Hearing the real language has to happen, but you have to manage it carefully. I had to study French and German between the ages of 11-14, and I remember the feeling of confusion and despair – and a little bit of betrayal – when I went to those countries with my family. You know, you’re suddenly surrounded by native speakers talking Martian(?) and you realise: “oh no. Oh right. I know nothing.” How can you tackle this shock?
Every morning, I listen to two news podcasts. First, I get a five minute German-language version, which helps wake up my brain, and gives me the headlines. Second, I click on the El País podcast, which is a three minute deluge of Spanish I barely understand. I would never recommend it to intermediate learners – it’s too depressing – unless you play it at x0.5 speed and want to hear a drunk newscaster.

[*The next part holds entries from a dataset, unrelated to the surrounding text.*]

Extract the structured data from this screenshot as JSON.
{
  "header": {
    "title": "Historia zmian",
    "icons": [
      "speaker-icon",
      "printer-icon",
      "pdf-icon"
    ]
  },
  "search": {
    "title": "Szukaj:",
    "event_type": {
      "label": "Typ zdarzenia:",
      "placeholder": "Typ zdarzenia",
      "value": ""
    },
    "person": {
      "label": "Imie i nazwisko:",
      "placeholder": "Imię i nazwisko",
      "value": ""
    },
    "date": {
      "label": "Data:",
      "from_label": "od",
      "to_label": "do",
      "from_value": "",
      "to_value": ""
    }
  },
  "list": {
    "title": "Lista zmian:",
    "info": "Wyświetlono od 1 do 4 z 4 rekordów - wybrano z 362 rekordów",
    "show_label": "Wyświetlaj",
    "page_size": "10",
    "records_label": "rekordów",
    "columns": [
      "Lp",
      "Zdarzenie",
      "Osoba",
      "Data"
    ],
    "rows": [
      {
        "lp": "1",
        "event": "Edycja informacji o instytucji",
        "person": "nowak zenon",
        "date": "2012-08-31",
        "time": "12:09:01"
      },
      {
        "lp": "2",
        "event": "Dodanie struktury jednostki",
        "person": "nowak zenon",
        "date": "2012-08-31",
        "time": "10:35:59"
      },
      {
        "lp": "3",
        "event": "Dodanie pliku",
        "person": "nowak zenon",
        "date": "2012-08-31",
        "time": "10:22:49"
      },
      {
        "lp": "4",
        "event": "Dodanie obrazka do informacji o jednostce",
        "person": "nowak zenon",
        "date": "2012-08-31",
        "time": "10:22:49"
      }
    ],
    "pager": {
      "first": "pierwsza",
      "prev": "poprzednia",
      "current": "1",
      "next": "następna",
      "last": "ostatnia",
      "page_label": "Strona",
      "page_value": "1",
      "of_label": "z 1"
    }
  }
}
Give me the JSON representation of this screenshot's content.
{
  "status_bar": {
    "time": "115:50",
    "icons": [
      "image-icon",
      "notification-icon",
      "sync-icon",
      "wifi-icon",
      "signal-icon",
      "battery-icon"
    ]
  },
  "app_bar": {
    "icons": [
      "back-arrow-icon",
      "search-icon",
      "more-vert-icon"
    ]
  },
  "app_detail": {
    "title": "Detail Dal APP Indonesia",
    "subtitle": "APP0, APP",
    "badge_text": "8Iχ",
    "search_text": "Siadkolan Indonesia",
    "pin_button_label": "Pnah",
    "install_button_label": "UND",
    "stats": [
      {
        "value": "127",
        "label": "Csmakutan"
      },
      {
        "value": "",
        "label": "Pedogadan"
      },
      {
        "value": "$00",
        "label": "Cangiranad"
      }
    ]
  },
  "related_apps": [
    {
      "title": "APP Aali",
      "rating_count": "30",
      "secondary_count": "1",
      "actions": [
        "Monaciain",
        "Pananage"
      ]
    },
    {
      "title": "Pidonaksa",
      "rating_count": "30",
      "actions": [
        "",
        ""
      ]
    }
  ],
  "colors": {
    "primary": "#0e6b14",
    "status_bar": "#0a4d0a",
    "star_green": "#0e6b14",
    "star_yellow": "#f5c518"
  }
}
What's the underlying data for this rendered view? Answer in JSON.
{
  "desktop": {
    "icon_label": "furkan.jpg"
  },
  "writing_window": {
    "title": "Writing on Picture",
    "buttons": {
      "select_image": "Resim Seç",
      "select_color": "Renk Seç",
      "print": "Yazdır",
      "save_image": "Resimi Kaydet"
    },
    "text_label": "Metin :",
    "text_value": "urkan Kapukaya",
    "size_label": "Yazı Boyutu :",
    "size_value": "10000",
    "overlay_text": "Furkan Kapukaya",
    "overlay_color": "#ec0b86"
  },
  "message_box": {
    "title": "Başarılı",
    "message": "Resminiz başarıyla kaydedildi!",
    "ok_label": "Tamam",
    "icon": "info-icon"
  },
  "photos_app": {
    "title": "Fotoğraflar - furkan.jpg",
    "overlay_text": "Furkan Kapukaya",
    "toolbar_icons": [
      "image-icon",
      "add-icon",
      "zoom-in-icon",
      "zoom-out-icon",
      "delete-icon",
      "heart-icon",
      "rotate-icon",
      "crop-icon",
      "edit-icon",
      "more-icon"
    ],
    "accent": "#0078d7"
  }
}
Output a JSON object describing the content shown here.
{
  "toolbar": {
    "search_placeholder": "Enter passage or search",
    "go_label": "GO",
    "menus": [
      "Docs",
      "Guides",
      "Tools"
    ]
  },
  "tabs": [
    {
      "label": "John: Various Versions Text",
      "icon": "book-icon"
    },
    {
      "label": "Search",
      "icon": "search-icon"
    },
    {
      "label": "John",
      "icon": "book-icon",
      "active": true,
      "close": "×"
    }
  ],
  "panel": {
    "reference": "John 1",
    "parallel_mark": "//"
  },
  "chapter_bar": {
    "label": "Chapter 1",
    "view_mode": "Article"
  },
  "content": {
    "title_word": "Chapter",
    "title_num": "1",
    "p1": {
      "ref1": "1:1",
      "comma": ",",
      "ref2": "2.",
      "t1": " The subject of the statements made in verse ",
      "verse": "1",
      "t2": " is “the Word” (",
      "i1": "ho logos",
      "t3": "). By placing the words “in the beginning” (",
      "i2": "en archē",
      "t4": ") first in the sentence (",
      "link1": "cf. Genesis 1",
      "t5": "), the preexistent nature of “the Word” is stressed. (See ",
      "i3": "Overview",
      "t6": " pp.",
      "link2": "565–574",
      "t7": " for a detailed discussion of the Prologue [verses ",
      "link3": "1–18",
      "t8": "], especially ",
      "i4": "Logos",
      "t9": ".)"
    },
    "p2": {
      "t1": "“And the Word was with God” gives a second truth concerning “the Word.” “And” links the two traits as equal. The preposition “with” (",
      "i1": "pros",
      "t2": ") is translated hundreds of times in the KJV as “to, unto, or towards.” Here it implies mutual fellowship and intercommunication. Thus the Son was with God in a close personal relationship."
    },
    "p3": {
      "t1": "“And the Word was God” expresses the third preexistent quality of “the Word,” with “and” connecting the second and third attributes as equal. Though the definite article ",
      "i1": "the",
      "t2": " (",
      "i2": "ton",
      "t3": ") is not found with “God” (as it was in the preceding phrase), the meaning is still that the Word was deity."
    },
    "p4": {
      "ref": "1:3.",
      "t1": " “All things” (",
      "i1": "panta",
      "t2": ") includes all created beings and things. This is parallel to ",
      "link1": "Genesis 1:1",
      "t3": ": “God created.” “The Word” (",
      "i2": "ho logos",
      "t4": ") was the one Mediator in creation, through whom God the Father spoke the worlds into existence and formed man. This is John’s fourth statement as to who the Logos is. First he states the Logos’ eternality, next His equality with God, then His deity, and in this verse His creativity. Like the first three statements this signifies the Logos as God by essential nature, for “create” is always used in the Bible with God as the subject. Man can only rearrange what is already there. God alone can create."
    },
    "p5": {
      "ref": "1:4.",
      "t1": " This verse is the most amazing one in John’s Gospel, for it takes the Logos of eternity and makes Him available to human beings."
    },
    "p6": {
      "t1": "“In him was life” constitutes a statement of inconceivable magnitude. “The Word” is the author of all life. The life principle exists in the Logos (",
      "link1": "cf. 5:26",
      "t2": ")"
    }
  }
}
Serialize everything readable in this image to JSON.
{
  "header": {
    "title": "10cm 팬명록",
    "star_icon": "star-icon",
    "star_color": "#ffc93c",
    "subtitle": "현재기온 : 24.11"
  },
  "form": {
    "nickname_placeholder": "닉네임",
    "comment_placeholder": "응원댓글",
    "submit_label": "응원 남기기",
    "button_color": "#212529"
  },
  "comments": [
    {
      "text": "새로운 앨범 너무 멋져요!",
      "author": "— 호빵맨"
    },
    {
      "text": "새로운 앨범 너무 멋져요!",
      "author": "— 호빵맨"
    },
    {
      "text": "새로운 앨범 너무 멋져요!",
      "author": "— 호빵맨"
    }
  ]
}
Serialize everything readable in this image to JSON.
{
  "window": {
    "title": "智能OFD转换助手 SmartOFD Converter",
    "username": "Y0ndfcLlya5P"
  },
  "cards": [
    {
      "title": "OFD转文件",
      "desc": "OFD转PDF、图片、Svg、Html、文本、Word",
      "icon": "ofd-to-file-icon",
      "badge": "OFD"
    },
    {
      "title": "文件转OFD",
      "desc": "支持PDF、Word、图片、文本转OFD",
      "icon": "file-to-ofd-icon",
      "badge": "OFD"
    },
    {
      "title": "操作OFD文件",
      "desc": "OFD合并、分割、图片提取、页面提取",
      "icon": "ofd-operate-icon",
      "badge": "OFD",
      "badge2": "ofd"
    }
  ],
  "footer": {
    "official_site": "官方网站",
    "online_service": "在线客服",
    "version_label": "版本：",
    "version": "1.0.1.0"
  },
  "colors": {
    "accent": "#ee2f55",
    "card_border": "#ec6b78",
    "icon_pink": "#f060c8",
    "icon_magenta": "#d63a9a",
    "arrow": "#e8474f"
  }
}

It is easy to find the real, slightly bewildering spoken language – you can choose Netflix shows, the evening news, some YouTubers. It is important to expose yourself to the real thing, because this never happened when I was in school, and the learning materials alone cannot reflect how people actually talk. That said, beginner or intermediate listening practice will help you improve in a way that standard resources won’t.
Spanish Listening Tools
- Memrise ‘Sobremesa‘ Podcast (transcripts)
- Coffee Break Spanish (new season just started!)
- Españolistos Podcast (transcripts)
- Easy Spanish (YouTube)
- DELE exam practice with audio files
Also consider finding a tandem partner, Conversation Exchange is a popular site allowing you to find a language partner to swap languages via messaging, skyping or meeting up in your city. It has a ‘classic’ design (ca. 2004?) but there are active users!
If you are in a face to face conversation, you probably won’t understand everything they say. My last piece of advice is to look up – or remind yourself – how to ask the person to slow down, or repeat something, or to rephrase it. Sé valiente y probarlo!